■ **WHAT IS EXPECTED**: Start to finish, copy the data exactly.

■ **ENTRIES SUPPLIED**:

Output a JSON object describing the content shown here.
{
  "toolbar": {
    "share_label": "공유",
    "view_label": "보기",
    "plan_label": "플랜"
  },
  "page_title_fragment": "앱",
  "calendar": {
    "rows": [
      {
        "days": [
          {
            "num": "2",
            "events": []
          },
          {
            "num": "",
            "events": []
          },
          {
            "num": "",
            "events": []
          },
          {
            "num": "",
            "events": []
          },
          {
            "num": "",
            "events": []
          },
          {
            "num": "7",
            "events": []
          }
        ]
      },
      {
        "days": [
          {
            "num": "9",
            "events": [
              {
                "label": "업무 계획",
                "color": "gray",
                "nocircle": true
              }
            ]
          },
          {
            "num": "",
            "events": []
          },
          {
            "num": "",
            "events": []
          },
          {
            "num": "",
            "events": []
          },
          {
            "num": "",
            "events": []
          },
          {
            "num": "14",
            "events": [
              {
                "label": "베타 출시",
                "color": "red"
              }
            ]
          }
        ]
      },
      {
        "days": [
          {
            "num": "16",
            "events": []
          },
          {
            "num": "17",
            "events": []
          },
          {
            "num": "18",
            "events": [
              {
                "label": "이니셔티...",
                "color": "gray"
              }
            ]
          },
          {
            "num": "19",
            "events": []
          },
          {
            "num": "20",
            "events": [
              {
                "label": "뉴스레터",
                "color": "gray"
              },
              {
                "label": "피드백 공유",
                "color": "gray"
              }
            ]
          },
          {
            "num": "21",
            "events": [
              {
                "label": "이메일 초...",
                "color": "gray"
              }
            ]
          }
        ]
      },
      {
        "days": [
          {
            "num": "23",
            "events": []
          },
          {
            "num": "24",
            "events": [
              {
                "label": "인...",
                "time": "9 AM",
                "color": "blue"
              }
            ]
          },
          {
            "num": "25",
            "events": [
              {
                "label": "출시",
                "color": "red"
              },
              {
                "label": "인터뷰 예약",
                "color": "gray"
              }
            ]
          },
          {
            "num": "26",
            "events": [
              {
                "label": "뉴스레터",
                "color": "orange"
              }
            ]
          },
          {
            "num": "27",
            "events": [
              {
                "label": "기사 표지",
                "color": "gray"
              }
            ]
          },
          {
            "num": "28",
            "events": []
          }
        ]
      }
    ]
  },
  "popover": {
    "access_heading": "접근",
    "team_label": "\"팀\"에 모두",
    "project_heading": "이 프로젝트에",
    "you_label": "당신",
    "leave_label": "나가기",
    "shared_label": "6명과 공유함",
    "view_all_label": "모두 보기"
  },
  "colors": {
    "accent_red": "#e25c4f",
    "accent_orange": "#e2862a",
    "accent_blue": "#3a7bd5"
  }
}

■ **TASK SOLUTION**:
Output a JSON object describing the content shown here.
{
  "toolbar": {
    "share_label": "공유",
    "view_label": "보기",
    "plan_label": "플랜"
  },
  "page_title_fragment": "앱",
  "calendar": {
    "rows": [
      {
        "days": [
          {
            "num": "2",
            "events": []
          },
          {
            "num": "",
            "events": []
          },
          {
            "num": "",
            "events": []
          },
          {
            "num": "",
            "events": []
          },
          {
            "num": "",
            "events": []
          },
          {
            "num": "7",
            "events": []
          }
        ]
      },
      {
        "days": [
          {
            "num": "9",
            "events": [
              {
                "label": "업무 계획",
                "color": "gray",
                "nocircle": true
              }
            ]
          },
          {
            "num": "",
            "events": []
          },
          {
            "num": "",
            "events": []
          },
          {
            "num": "",
            "events": []
          },
          {
            "num": "",
            "events": []
          },
          {
            "num": "14",
            "events": [
              {
                "label": "베타 출시",
                "color": "red"
              }
            ]
          }
        ]
      },
      {
        "days": [
          {
            "num": "16",
            "events": []
          },
          {
            "num": "17",
            "events": []
          },
          {
            "num": "18",
            "events": [
              {
                "label": "이니셔티...",
                "color": "gray"
              }
            ]
          },
          {
            "num": "19",
            "events": []
          },
          {
            "num": "20",
            "events": [
              {
                "label": "뉴스레터",
                "color": "gray"
              },
              {
                "label": "피드백 공유",
                "color": "gray"
              }
            ]
          },
          {
            "num": "21",
            "events": [
              {
                "label": "이메일 초...",
                "color": "gray"
              }
            ]
          }
        ]
      },
      {
        "days": [
          {
            "num": "23",
            "events": []
          },
          {
            "num": "24",
            "events": [
              {
                "label": "인...",
                "time": "9 AM",
                "color": "blue"
              }
            ]
          },
          {
            "num": "25",
            "events": [
              {
                "label": "출시",
                "color": "red"
              },
              {
                "label": "인터뷰 예약",
                "color": "gray"
              }
            ]
          },
          {
            "num": "26",
            "events": [
              {
                "label": "뉴스레터",
                "color": "orange"
              }
            ]
          },
          {
            "num": "27",
            "events": [
              {
                "label": "기사 표지",
                "color": "gray"
              }
            ]
          },
          {
            "num": "28",
            "events": []
          }
        ]
      }
    ]
  },
  "popover": {
    "access_heading": "접근",
    "team_label": "\"팀\"에 모두",
    "project_heading": "이 프로젝트에",
    "you_label": "당신",
    "leave_label": "나가기",
    "shared_label": "6명과 공유함",
    "view_all_label": "모두 보기"
  },
  "colors": {
    "accent_red": "#e25c4f",
    "accent_orange": "#e2862a",
    "accent_blue": "#3a7bd5"
  }
}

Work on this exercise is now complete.